Maybe the plates used to move faster in the old days. We know that plate tectonics was going on at least as early as 4 billion years ago, since which time the supercontinents of Rodinia and Pangaea came and went. To assume all that accumulated global plate motion happened in only 10,000 years would require that ancient Middle-Eastern goat herders lived in a world where the plates were screaming past each other at about 100 feet per day. You’d think someone would have noticed. And at what point did it slow way down? Is there a giant switch somewhere below the North Pole?

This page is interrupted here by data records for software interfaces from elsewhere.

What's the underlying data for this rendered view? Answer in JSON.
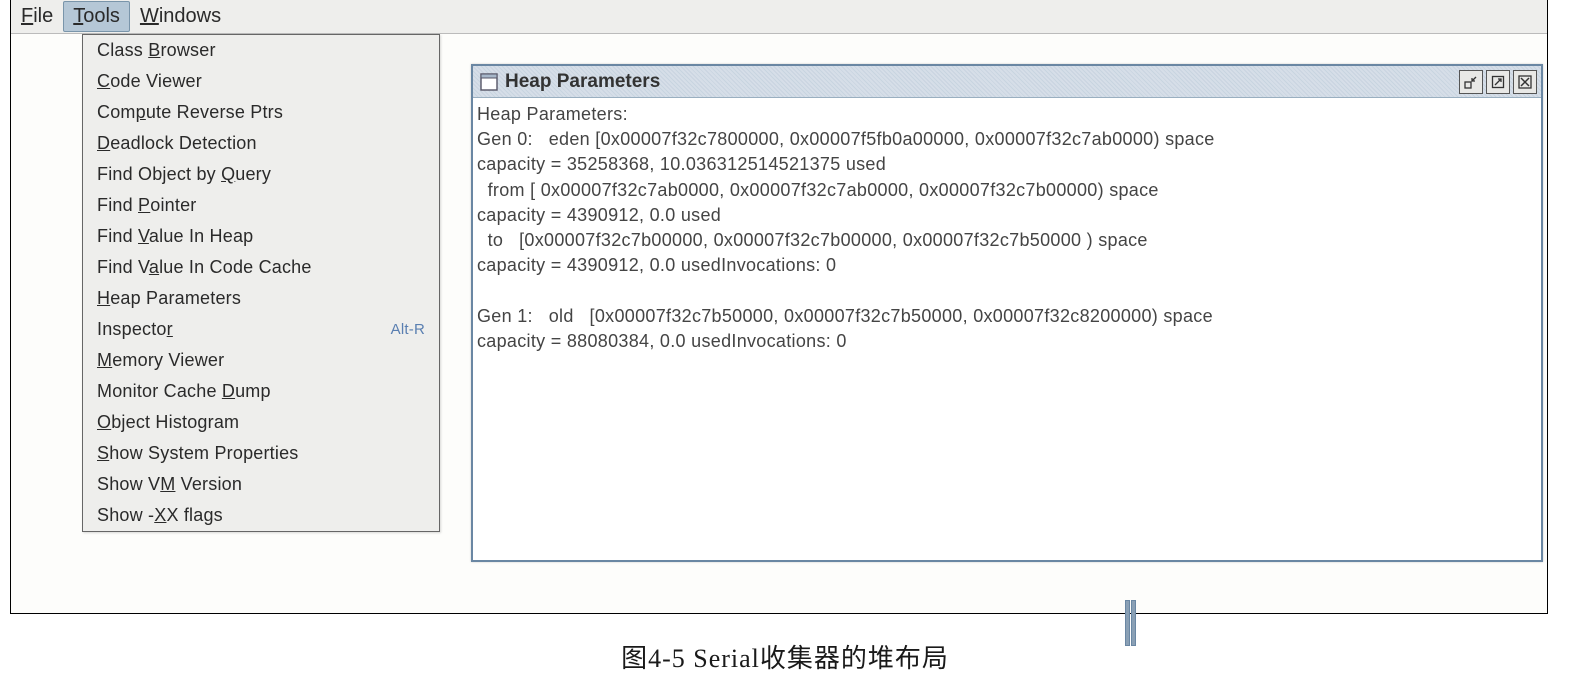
{
  "menubar": {
    "items": [
      {
        "label_pre": "",
        "mn": "F",
        "label_post": "ile",
        "selected": false
      },
      {
        "label_pre": "",
        "mn": "T",
        "label_post": "ools",
        "selected": true
      },
      {
        "label_pre": "",
        "mn": "W",
        "label_post": "indows",
        "selected": false
      }
    ]
  },
  "dropdown": {
    "items": [
      {
        "pre": "Class ",
        "mn": "B",
        "post": "rowser",
        "shortcut": ""
      },
      {
        "pre": "",
        "mn": "C",
        "post": "ode Viewer",
        "shortcut": ""
      },
      {
        "pre": "Com",
        "mn": "p",
        "post": "ute Reverse Ptrs",
        "shortcut": ""
      },
      {
        "pre": "",
        "mn": "D",
        "post": "eadlock Detection",
        "shortcut": ""
      },
      {
        "pre": "Find Object by ",
        "mn": "Q",
        "post": "uery",
        "shortcut": ""
      },
      {
        "pre": "Find ",
        "mn": "P",
        "post": "ointer",
        "shortcut": ""
      },
      {
        "pre": "Find ",
        "mn": "V",
        "post": "alue In Heap",
        "shortcut": ""
      },
      {
        "pre": "Find V",
        "mn": "a",
        "post": "lue In Code Cache",
        "shortcut": ""
      },
      {
        "pre": "",
        "mn": "H",
        "post": "eap Parameters",
        "shortcut": ""
      },
      {
        "pre": "Inspecto",
        "mn": "r",
        "post": "",
        "shortcut": "Alt-R"
      },
      {
        "pre": "",
        "mn": "M",
        "post": "emory Viewer",
        "shortcut": ""
      },
      {
        "pre": "Monitor Cache ",
        "mn": "D",
        "post": "ump",
        "shortcut": ""
      },
      {
        "pre": "",
        "mn": "O",
        "post": "bject Histogram",
        "shortcut": ""
      },
      {
        "pre": "",
        "mn": "S",
        "post": "how System Properties",
        "shortcut": ""
      },
      {
        "pre": "Show V",
        "mn": "M",
        "post": " Version",
        "shortcut": ""
      },
      {
        "pre": "Show -",
        "mn": "X",
        "post": "X flags",
        "shortcut": ""
      }
    ]
  },
  "window": {
    "title": "Heap Parameters",
    "body": "Heap Parameters:\nGen 0:   eden [0x00007f32c7800000, 0x00007f5fb0a00000, 0x00007f32c7ab0000) space\ncapacity = 35258368, 10.036312514521375 used\n  from [ 0x00007f32c7ab0000, 0x00007f32c7ab0000, 0x00007f32c7b00000) space\ncapacity = 4390912, 0.0 used\n  to   [0x00007f32c7b00000, 0x00007f32c7b00000, 0x00007f32c7b50000 ) space\ncapacity = 4390912, 0.0 usedInvocations: 0\n\nGen 1:   old   [0x00007f32c7b50000, 0x00007f32c7b50000, 0x00007f32c8200000) space\ncapacity = 88080384, 0.0 usedInvocations: 0"
  },
  "caption": "图4-5   Serial收集器的堆布局"
}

Perhaps the world was created with the plates already en route at a few centimeters per year, 10,000 years ago. Which brings me back to fingernails. Unlike continental divergence, you don’t need billions of dollars worth of satellite laser GPS technology to measure how fast your fingernails grow. Just forget to clip them for a month, and you’ll notice a difference. Go out of your way to not clip or gnaw your nails for a year, and you’ll have some wicked claws to try and type with. Everyone accepts this because it’s easy to observe. The evidence is easy to collect, if you’re strange enough to collect your nail clippings. You probably have independent confirmation of evidence for fingernail growth, such as your spouse or roommate complaining that you left your nail clippings all over the carpet and would you please vacuum them the hell up? You also could make predictions about your nails, if you wanted to. You could predict, for example, that if you don’t take nail clippers with you on a month-long backpacking trek into the Alaskan backcountry, you might have trouble tying your shoes toward the end of the trip.
Evidence: nail clippings all over the carpet every two weeks. Conclusion: my nails grow. Not conclusion: my nails are fixed in length, and have never grown, and those nail clippings where planted in the carpet by Satan.
As I sit here at my keyboard, I don’t perceive my nails growing. The very idea is absurd… my fingernails, growing? I’m looking right at them, right now, and I can’t see anything happening. Clearly they never grow. Except… there’s all the evidence to the contrary, a lifetime of evidence and repeated observations and independent confirmation of my observations and physical detritus. So, how are my fingernails any different from crustal plates? If I can accept the evidence at hand (sorry) that my fingernails grow, can’t I accept all the evidence that the world is very old, and plate tectonics has been going on a long time, and that life has evolved? Evidence is evidence, as long as it can be measured repeatedly, independently observed, tested, and holds up to rational scrutiny.
Maybe neither happened, and my fingernails were put on my hands last Tuesday by an invisible angry giant, and they never grow, and anyone who says otherwise is an agent of Satan. Maybe my fingernails only appear to grow because angels pull on them and stretch them. My thinking so clearly establishes a fundamental controversy in the medical establishment, so we should teach both sides of this controversy to our kids in school, and let them decide.
Or maybe the evolution deniers should just grow the hell up and stop pretending to be firemen.